Ikea doesn't normally come to communities of less than one million residents. You would think getting a deal to bring all those elegantly named coffee tables and brightly coloured dinnerware to Winnipeg, we'd be doing a collective end-zone dance.
Nope. We had to wade through the usual naysayer muck. It's too big, too ambitious and, my personal favourite, it will ruin traffic patterns in a part of the city that is already overrun by minivans and SUVs.
Ikea doesn't make Winnipeg a better place to live. But no matter how you cut it, Ikea's arrival is a sign of a community on the move.
Which brings us to the Polo Park retail complex that will play a large role in repaying the taxpayer loan. The Elms has been promoted by Asper as an upscale "lifestyle" centre, the likes of which this city has never seen.
Asper has not revealed the anchor tenants, but we are promised they will be exciting, never-before-seen-in-Canada retailers.
Expectations are high, which means failure will be greeted with profound disappointment.

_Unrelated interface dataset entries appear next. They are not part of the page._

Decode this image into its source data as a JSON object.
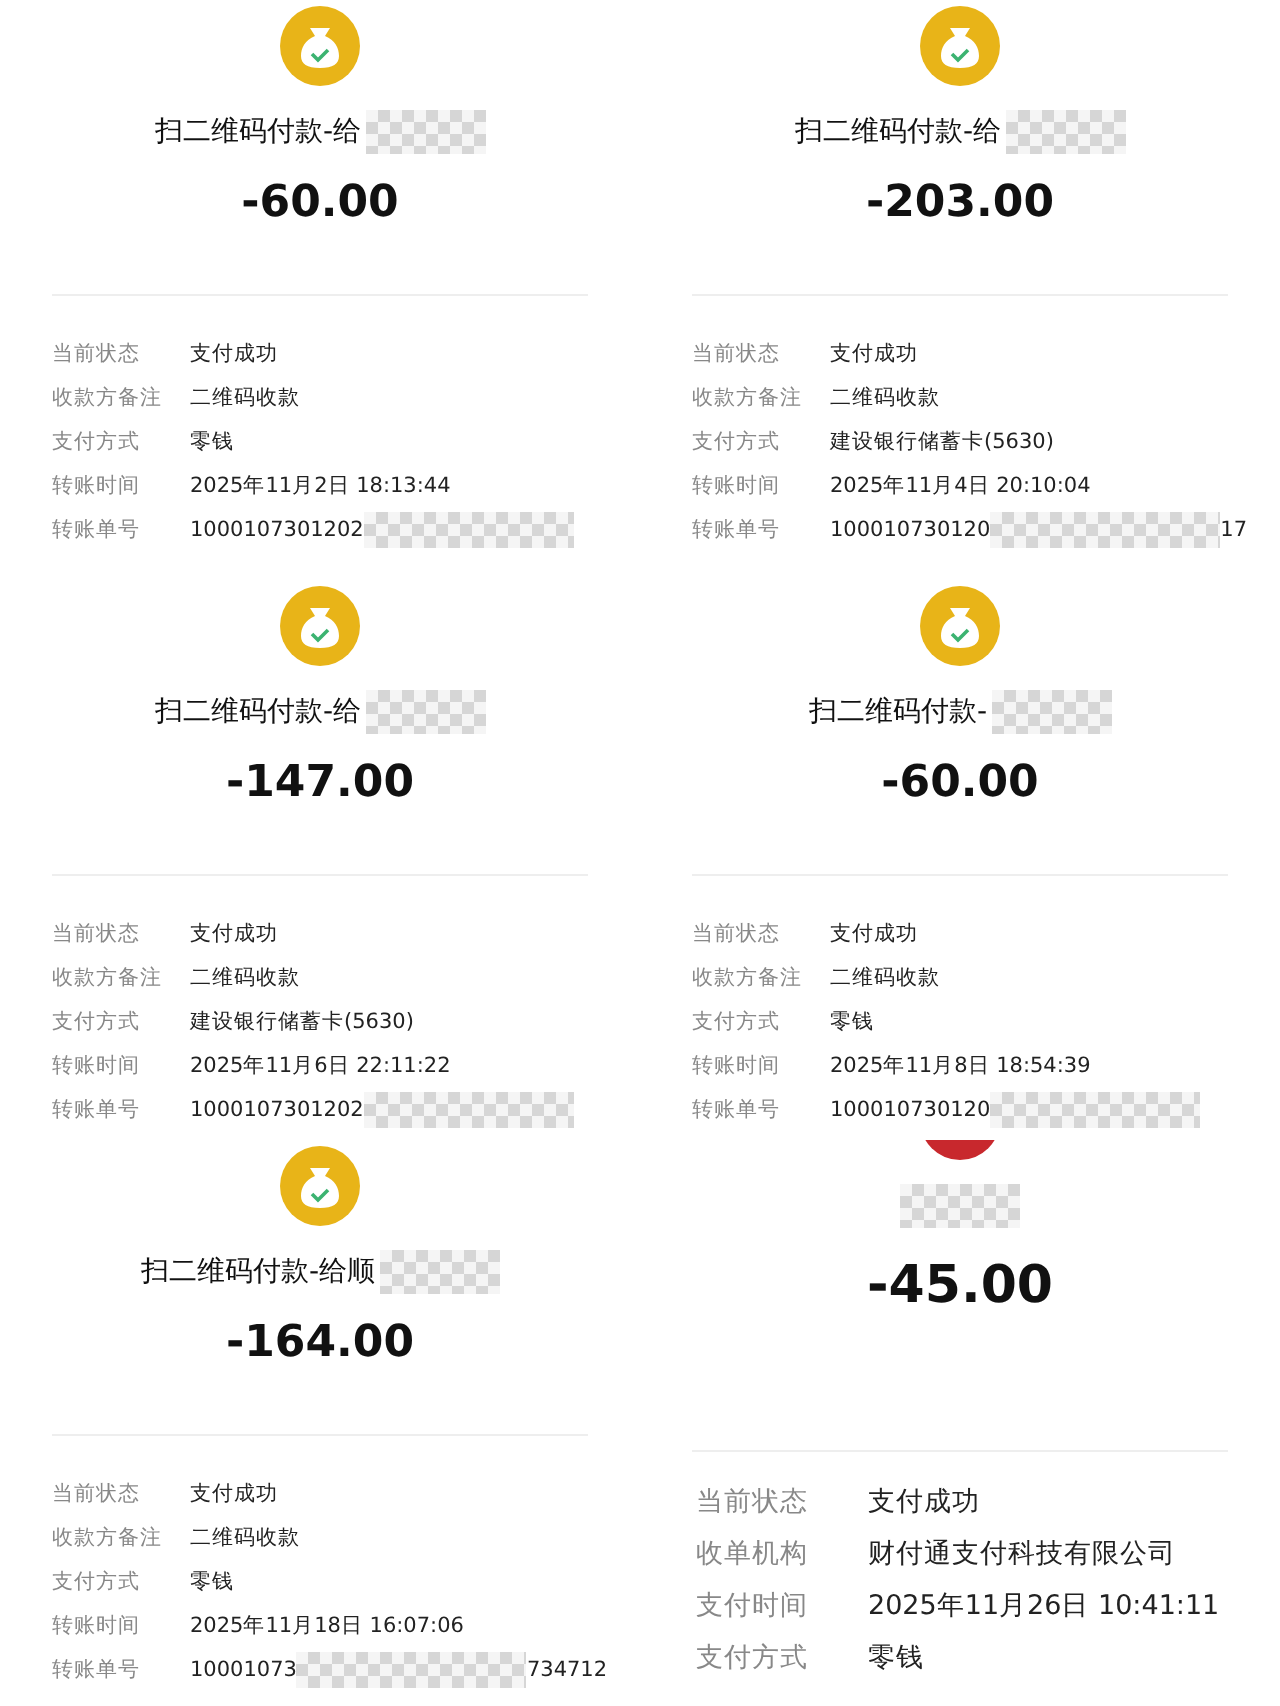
{
  "receipts": [
    {
      "kind": "coin",
      "title": "扫二维码付款-给",
      "title_masked": true,
      "amount": "-60.00",
      "rows": [
        {
          "label": "当前状态",
          "value": "支付成功"
        },
        {
          "label": "收款方备注",
          "value": "二维码收款"
        },
        {
          "label": "支付方式",
          "value": "零钱"
        },
        {
          "label": "转账时间",
          "value": "2025年11月2日 18:13:44"
        },
        {
          "label": "转账单号",
          "value": "1000107301202",
          "masked": true
        }
      ]
    },
    {
      "kind": "coin",
      "title": "扫二维码付款-给",
      "title_masked": true,
      "amount": "-203.00",
      "rows": [
        {
          "label": "当前状态",
          "value": "支付成功"
        },
        {
          "label": "收款方备注",
          "value": "二维码收款"
        },
        {
          "label": "支付方式",
          "value": "建设银行储蓄卡(5630)"
        },
        {
          "label": "转账时间",
          "value": "2025年11月4日 20:10:04"
        },
        {
          "label": "转账单号",
          "value": "100010730120",
          "masked": true,
          "tail": "17"
        }
      ]
    },
    {
      "kind": "coin",
      "title": "扫二维码付款-给",
      "title_masked": true,
      "amount": "-147.00",
      "rows": [
        {
          "label": "当前状态",
          "value": "支付成功"
        },
        {
          "label": "收款方备注",
          "value": "二维码收款"
        },
        {
          "label": "支付方式",
          "value": "建设银行储蓄卡(5630)"
        },
        {
          "label": "转账时间",
          "value": "2025年11月6日 22:11:22"
        },
        {
          "label": "转账单号",
          "value": "1000107301202",
          "masked": true
        }
      ]
    },
    {
      "kind": "coin",
      "title": "扫二维码付款-",
      "title_masked": true,
      "amount": "-60.00",
      "rows": [
        {
          "label": "当前状态",
          "value": "支付成功"
        },
        {
          "label": "收款方备注",
          "value": "二维码收款"
        },
        {
          "label": "支付方式",
          "value": "零钱"
        },
        {
          "label": "转账时间",
          "value": "2025年11月8日 18:54:39"
        },
        {
          "label": "转账单号",
          "value": "100010730120",
          "masked": true
        }
      ]
    },
    {
      "kind": "coin",
      "title": "扫二维码付款-给顺",
      "title_masked": true,
      "amount": "-164.00",
      "rows": [
        {
          "label": "当前状态",
          "value": "支付成功"
        },
        {
          "label": "收款方备注",
          "value": "二维码收款"
        },
        {
          "label": "支付方式",
          "value": "零钱"
        },
        {
          "label": "转账时间",
          "value": "2025年11月18日 16:07:06"
        },
        {
          "label": "转账单号",
          "value": "10001073",
          "masked": true,
          "tail": "734712"
        }
      ]
    },
    {
      "kind": "merchant",
      "title_masked": true,
      "amount": "-45.00",
      "rows": [
        {
          "label": "当前状态",
          "value": "支付成功"
        },
        {
          "label": "收单机构",
          "value": "财付通支付科技有限公司"
        },
        {
          "label": "支付时间",
          "value": "2025年11月26日 10:41:11"
        },
        {
          "label": "支付方式",
          "value": "零钱"
        }
      ]
    }
  ]
}
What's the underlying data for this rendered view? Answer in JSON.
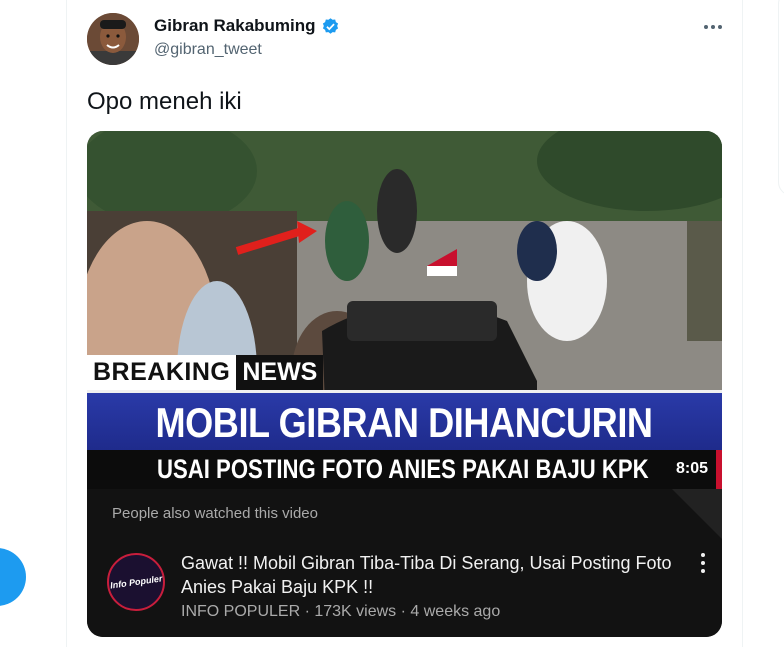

If carrying one project full of great expectations isn't enough, Asper now has two promising, ambitious developments to lug around, each of which will serve as a referendum on Winnipeg's ability to get things done.
Nothing is certain, except that the naysayers will continue to see mischief and greed in Asper's motivation and complain about the taxpayer loan as if it were being sucked out of mattresses all over the city.
One of this city's most enduring, but not endearing, qualities is the criticism we save for our most successful and ambitious citizens. Winnipeggers prefer to assume failure and then act pleasantly surprised if the thing works.
Asper will now carry that burden just as Riley carried it before him.
It is the burden of knowing that while the football stadium and the retail complex do not make Winnipeg a better place to live, failure to bring those two projects to fruition will add to the fear we are a city stuck in neutral.